5 Examples of Material Design in Action
These examples take the three-dimensional and simplified approach that Material Design champions. This is a popular option for startup companies as it offers a fresh and clean layout for their website.
Let’s take a look:
Our first example of Material Deisgn is a slice from the Wohn Beratung Wien homepage. The website itself is laid out with modular elements and simple typography. Where we see the material design truly shine is the use of the floating elements in the center of the screen.
As you can see, there’s a defined sense of 3D space and the overlapping design provides a nice focal point for the eyes. Furthermore, the CTA button benefits from bold colors and conrast, in addition to seemingly floating above the other boxes.
The navigation bar floats on the right side of the screen with simple icons to take users to other pages. As you scroll down the website, you find these self-contained modules that each offer their own information and CTA.
Next up, we have the mobile version of the Jetradar website, which is a search engine for flights. Material Design is employed here in two ways: vibrant color, and extreme usability. At the top, we can place our origin and destination and beneath that are the dates.
Very simple and clean, with good contrast between the white background and the gray text. The floating button in the bottom corner utilizes a bright color and a floating style that helps it stand out as the clear path forward.
Here we have a site that is both simple and mobile-friendly. Notice the verticality of the design. Everything flows together in a column shape that keeps the reader descending through the page. There are two CTAs in total: one in the screenshot above, and another at the bottom of the page.
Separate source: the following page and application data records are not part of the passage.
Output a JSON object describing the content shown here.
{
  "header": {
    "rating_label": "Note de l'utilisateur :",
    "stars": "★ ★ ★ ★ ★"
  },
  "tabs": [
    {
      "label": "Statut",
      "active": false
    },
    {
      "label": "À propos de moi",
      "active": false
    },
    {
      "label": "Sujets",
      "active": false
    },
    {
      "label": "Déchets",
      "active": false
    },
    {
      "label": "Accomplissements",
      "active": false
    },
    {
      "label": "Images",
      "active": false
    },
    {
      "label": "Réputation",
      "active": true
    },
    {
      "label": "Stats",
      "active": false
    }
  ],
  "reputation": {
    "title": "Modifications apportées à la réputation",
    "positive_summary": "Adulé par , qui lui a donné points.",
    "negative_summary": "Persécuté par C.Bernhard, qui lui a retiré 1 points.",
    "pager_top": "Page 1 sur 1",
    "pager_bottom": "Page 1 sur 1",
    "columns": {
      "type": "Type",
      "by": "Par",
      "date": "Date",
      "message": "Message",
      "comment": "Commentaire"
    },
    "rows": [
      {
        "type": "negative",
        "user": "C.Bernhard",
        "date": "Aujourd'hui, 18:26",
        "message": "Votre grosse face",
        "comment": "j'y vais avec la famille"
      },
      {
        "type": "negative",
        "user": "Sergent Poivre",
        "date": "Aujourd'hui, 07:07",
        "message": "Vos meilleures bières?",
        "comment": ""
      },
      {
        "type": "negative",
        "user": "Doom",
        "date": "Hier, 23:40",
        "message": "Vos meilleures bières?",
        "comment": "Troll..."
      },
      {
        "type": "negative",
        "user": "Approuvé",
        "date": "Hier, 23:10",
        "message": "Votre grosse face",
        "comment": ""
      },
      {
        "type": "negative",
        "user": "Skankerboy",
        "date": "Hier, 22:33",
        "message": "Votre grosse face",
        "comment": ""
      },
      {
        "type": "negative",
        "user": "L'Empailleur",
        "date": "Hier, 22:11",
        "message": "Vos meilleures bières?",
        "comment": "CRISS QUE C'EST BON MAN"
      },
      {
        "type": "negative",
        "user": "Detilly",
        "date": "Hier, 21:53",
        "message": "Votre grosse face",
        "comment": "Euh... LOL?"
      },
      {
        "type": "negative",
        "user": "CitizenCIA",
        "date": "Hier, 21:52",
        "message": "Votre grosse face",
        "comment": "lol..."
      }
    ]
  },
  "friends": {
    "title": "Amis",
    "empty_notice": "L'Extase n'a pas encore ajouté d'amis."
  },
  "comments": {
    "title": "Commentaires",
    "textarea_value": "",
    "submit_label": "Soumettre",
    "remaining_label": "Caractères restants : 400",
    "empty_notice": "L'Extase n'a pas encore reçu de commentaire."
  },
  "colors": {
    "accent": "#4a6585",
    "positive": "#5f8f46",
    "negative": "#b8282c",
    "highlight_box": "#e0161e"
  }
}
These buttons have a very subtle floating animation when you mouse over them. It provides the sense of movement that imparts meaning and reinforces the function of the button as something interactive.
As we scroll down through the page, there are simple and colorful icons used, along with dark text on a white background to ultimately create a seamless flow of information. Finally, the bottom of the page there’s a final layout of features, reinforced by simple icons and a second CTA.
Sometimes the best place to go is straight to the source. In a world where Apple’s simplistic approach encourages a strong user experience, Material Design seeks to meet similar needs through an equal level of simplicity.
Here we can see a slide from the Android homepage. The graphic of the phone casts a shadow and provides depth to the image without actually being three-dimensional. The typography is classic dark text on a light background, and the CTA button stands out with a vibrant and violet color choice.
5. I/O 2015
Here we have another example straight from the source. This is a screenshot from the Google I/O 2015 page that employs Material Design to the fullest. The images in the background as used to create a visually enticing experience, while the floating boxes help the text integrate into the overall design.
Material Design is Google’s answer to the long-standing crown that Apple has held in regards to a universally accessible user experience. While this style began on Android apps, it has since made its way into the field of web design.
These tips and examples will give you the understanding you need to take these concepts and make them your own. How do you incorporate Material Design into your web design? Let us know in the comments!